Collection entries
====

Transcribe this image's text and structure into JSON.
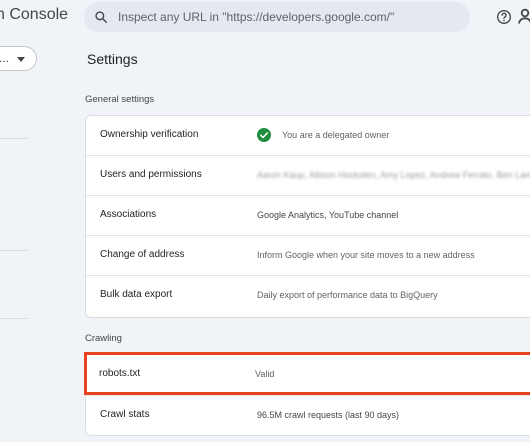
{
  "header": {
    "app_title": "n Console",
    "search_placeholder": "Inspect any URL in \"https://developers.google.com/\"",
    "help_icon": "help-circle-icon",
    "account_icon": "account-icon"
  },
  "sidebar": {
    "property_label": "..."
  },
  "page": {
    "title": "Settings"
  },
  "general_settings": {
    "title": "General settings",
    "rows": [
      {
        "label": "Ownership verification",
        "value": "You are a delegated owner",
        "icon": "check-circle-icon"
      },
      {
        "label": "Users and permissions",
        "value": "Aaron Kaup, Allison Hocksten, Amy Lopez, Andrew Ferrato, Ben Lamon..."
      },
      {
        "label": "Associations",
        "value": "Google Analytics, YouTube channel"
      },
      {
        "label": "Change of address",
        "value": "Inform Google when your site moves to a new address"
      },
      {
        "label": "Bulk data export",
        "value": "Daily export of performance data to BigQuery"
      }
    ]
  },
  "crawling": {
    "title": "Crawling",
    "rows": [
      {
        "label": "robots.txt",
        "value": "Valid"
      },
      {
        "label": "Crawl stats",
        "value": "96.5M crawl requests (last 90 days)"
      }
    ]
  },
  "colors": {
    "background": "#f0f4f9",
    "search_bar": "#e3e8f1",
    "highlight": "#e8431f",
    "check": "#1e8e3e"
  }
}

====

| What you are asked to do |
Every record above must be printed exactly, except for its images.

| Final answer |
Transcribe this image's text and structure into JSON.
{
  "header": {
    "app_title": "n Console",
    "search_placeholder": "Inspect any URL in \"https://developers.google.com/\"",
    "help_icon": "help-circle-icon",
    "account_icon": "account-icon"
  },
  "sidebar": {
    "property_label": "..."
  },
  "page": {
    "title": "Settings"
  },
  "general_settings": {
    "title": "General settings",
    "rows": [
      {
        "label": "Ownership verification",
        "value": "You are a delegated owner",
        "icon": "check-circle-icon"
      },
      {
        "label": "Users and permissions",
        "value": "Aaron Kaup, Allison Hocksten, Amy Lopez, Andrew Ferrato, Ben Lamon..."
      },
      {
        "label": "Associations",
        "value": "Google Analytics, YouTube channel"
      },
      {
        "label": "Change of address",
        "value": "Inform Google when your site moves to a new address"
      },
      {
        "label": "Bulk data export",
        "value": "Daily export of performance data to BigQuery"
      }
    ]
  },
  "crawling": {
    "title": "Crawling",
    "rows": [
      {
        "label": "robots.txt",
        "value": "Valid"
      },
      {
        "label": "Crawl stats",
        "value": "96.5M crawl requests (last 90 days)"
      }
    ]
  },
  "colors": {
    "background": "#f0f4f9",
    "search_bar": "#e3e8f1",
    "highlight": "#e8431f",
    "check": "#1e8e3e"
  }
}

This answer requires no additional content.